**Source records**
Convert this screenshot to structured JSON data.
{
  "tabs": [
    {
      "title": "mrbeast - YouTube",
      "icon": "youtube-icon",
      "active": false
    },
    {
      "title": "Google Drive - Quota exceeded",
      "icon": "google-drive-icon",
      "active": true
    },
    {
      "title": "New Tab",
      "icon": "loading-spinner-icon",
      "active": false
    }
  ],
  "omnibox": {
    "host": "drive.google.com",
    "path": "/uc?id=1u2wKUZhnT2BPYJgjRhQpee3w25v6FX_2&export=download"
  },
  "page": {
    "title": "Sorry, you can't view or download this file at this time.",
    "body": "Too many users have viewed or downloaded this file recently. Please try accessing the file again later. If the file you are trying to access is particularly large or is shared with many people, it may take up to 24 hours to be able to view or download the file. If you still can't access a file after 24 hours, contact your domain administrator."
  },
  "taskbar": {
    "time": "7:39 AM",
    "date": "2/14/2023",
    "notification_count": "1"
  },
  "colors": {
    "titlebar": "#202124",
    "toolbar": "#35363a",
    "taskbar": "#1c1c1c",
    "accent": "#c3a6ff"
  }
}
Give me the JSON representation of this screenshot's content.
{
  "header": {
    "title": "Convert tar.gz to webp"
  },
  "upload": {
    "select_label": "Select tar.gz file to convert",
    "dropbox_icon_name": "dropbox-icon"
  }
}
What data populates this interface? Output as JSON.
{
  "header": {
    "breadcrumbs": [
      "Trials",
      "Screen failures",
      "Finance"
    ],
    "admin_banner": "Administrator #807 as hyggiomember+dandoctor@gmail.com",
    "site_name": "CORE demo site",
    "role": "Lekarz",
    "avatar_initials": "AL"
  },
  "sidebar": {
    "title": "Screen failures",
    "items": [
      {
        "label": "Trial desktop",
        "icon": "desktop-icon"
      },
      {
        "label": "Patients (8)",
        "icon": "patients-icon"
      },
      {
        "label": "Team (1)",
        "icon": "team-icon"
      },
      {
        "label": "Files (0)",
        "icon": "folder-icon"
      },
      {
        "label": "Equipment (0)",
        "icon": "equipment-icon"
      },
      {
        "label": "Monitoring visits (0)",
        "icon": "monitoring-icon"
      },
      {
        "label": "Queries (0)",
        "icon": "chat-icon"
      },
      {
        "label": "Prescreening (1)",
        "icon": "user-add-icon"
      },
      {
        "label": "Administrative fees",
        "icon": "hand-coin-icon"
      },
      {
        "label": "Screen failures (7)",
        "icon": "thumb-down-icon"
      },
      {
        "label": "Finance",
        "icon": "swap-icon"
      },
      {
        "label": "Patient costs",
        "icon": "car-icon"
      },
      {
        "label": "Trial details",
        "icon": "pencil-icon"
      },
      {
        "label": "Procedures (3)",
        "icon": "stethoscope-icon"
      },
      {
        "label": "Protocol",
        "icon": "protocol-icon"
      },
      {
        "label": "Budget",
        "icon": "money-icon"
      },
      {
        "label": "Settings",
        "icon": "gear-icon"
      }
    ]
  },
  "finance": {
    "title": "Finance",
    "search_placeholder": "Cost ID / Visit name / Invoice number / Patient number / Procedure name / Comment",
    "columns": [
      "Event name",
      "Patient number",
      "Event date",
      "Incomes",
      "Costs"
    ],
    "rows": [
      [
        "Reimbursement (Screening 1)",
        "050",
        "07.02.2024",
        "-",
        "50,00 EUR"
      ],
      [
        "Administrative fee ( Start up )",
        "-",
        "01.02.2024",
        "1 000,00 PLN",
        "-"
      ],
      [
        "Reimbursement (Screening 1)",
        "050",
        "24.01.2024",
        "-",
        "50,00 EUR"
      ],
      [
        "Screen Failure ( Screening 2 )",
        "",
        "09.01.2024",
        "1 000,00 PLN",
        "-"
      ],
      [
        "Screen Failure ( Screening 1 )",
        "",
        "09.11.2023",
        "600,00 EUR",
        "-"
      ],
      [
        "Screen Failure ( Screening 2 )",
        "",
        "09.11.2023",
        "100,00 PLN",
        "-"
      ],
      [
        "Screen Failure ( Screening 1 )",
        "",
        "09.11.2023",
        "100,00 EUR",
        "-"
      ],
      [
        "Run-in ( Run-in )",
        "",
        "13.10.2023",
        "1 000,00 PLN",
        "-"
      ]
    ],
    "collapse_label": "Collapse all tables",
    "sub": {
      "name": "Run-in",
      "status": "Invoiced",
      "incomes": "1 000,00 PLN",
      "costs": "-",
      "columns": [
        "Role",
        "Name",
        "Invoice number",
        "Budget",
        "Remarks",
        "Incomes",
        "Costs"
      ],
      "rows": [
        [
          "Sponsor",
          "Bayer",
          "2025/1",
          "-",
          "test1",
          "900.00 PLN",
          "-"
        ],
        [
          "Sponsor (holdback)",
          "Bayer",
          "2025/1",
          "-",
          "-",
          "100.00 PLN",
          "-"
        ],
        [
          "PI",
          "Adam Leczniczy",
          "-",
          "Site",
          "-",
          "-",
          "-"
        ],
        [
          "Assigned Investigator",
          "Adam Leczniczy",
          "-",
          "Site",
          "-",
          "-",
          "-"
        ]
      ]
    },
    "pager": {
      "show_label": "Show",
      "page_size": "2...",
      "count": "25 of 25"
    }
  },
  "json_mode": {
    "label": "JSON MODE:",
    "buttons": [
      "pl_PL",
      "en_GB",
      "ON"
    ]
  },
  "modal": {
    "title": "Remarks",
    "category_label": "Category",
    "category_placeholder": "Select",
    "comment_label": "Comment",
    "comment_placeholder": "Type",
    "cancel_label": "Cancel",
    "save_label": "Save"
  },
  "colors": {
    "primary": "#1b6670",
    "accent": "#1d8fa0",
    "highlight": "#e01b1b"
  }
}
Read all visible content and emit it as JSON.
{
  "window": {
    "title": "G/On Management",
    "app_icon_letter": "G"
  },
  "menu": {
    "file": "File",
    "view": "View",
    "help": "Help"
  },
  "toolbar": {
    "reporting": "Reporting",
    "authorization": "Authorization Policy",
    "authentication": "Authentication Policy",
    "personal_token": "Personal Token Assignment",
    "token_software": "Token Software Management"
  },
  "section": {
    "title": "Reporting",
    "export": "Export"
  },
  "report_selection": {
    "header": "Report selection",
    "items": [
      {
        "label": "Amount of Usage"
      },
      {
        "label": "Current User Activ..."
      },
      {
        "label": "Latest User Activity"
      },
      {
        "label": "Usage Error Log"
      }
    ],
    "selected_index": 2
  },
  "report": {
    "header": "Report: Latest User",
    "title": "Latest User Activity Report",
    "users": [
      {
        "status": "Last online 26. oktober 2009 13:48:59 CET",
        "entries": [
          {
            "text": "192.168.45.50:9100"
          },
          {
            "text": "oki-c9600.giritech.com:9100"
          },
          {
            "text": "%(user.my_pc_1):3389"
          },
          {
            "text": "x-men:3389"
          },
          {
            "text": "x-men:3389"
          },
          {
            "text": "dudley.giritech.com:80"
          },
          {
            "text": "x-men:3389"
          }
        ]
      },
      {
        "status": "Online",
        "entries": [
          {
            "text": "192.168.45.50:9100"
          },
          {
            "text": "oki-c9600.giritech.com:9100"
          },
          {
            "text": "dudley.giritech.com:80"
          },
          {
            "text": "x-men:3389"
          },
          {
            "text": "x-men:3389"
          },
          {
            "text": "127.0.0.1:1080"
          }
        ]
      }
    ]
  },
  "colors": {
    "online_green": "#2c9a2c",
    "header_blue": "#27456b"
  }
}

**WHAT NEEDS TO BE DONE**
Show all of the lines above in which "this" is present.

**ANSWER TO THE EXERCISE**
Convert this screenshot to structured JSON data.
    "title": "Sorry, you can't view or download this file at this time.",
    "body": "Too many users have viewed or downloaded this file recently. Please try accessing the file again later. If the file you are trying to access is particularly large or is shared with many people, it may take up to 24 hours to be able to view or download the file. If you still can't access a file after 24 hours, contact your domain administrator."
Give me the JSON representation of this screenshot's content.
What data populates this interface? Output as JSON.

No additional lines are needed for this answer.